Father-Son Business

Choe had a son named “Hae-san.” Before Choe Mu-son died, he gave a book to his wife, saying “Give this book to the child when he becomes an adult.”

The widow kept the book and gave it to Choe Hae-san when he reached the age of 15 and was able to read. The book in question was about the secret formula to manufacture gunpowder. Choe Hae-san acquired the skills detailed in the book and worked for the weapon-developing agency in the government.

Another article dated on Oct. 18, 1409, mentions the name of Choe Hae-san. On that day, King Taejong, Choson’s third king, paid a visit to the test launching of “hwacha” (`fire cartwheel’) and gave a horse each to two inventors, Choe Hae-san and Lee To.

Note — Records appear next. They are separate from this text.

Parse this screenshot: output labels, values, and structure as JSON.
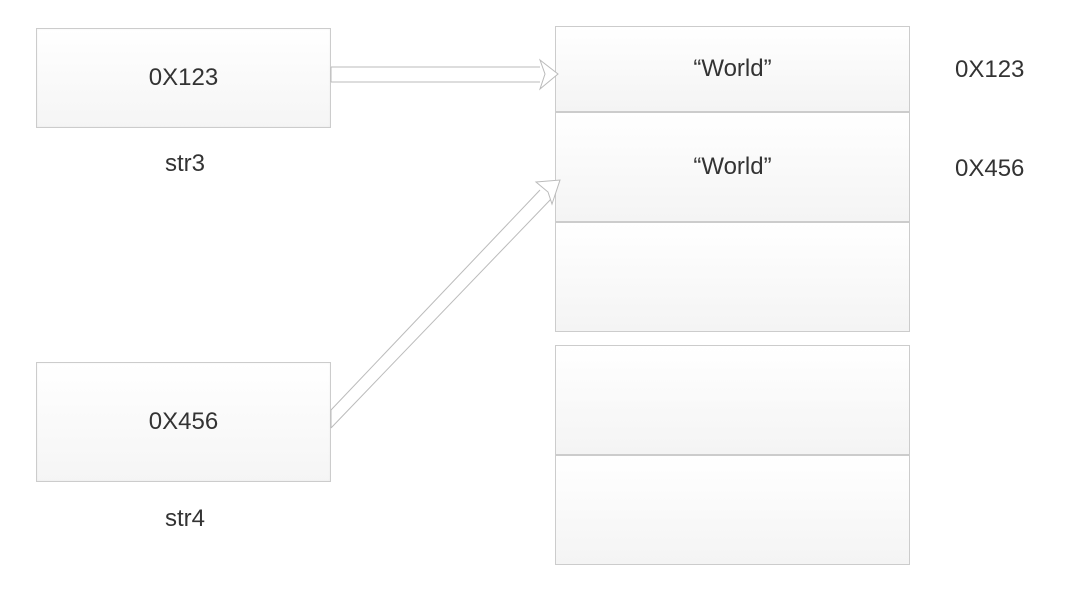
{
  "left_boxes": [
    {
      "value": "0X123",
      "label": "str3"
    },
    {
      "value": "0X456",
      "label": "str4"
    }
  ],
  "memory_cells": [
    {
      "value": "“World”",
      "address": "0X123"
    },
    {
      "value": "“World”",
      "address": "0X456"
    },
    {
      "value": "",
      "address": ""
    },
    {
      "value": "",
      "address": ""
    },
    {
      "value": "",
      "address": ""
    }
  ]
}
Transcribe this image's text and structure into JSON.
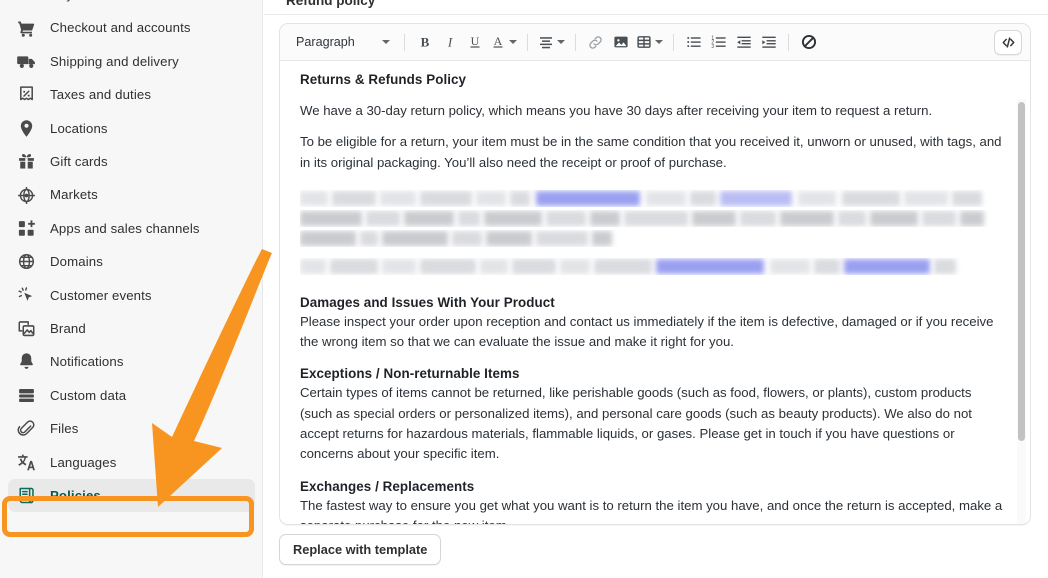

Hwacha was a movable launcher mounted on a cartwheel, from which gunpowder released dozens of arrows equipped with iron-made wings. This gadget had searing fire-power, highly effective in striking the enemy.

The hwacha was greatly upgraded and positioned in the frontier in 1451.  Later the movable launcher was utilized against the Japanese Invasion of 1592, a token of what Choe and his son contributed to the advancement of firearms and weaponry.

A considerable number of articles related to the development of gunpowder-oriented weapons followed the time period when the Choe family cracked the secret code.

The most important factor in formulating gunpowder was to secure its basic material “yomcho” (kalium). Other essential ingredients included sulfur and charcoal. While sulfur was imported from Japan, specialists possessing the secret code of gunpowder produced yomcho only in Seoul.

On Sept. 19 in 1418, the weapon-making agency requested King Sejong to allow them to produce more yomcho: “We have so far reserved 3,316 kun (1989.6 kg) of yomcho, but we need roughly 4,000 kun for the year. Considering that there will be a shortage early next year, an increase is inevitable.”

Because of his keen interest in developing gunpowder weapons, King Sejong occasionally organized a test firing of a new type of cannon. On May 16, in 1424, an official of the Astronomical Observatory unknowingly reported that a national disturbance took place. The report said, “a sound of cannon fire was heard from the northern part of the palace at dawn.”

The astronomer, as expected, was severely chided by the king, not least because King Sejong himself made great efforts to enhance the level of gunpowder cannons, often missing sleep in order to work.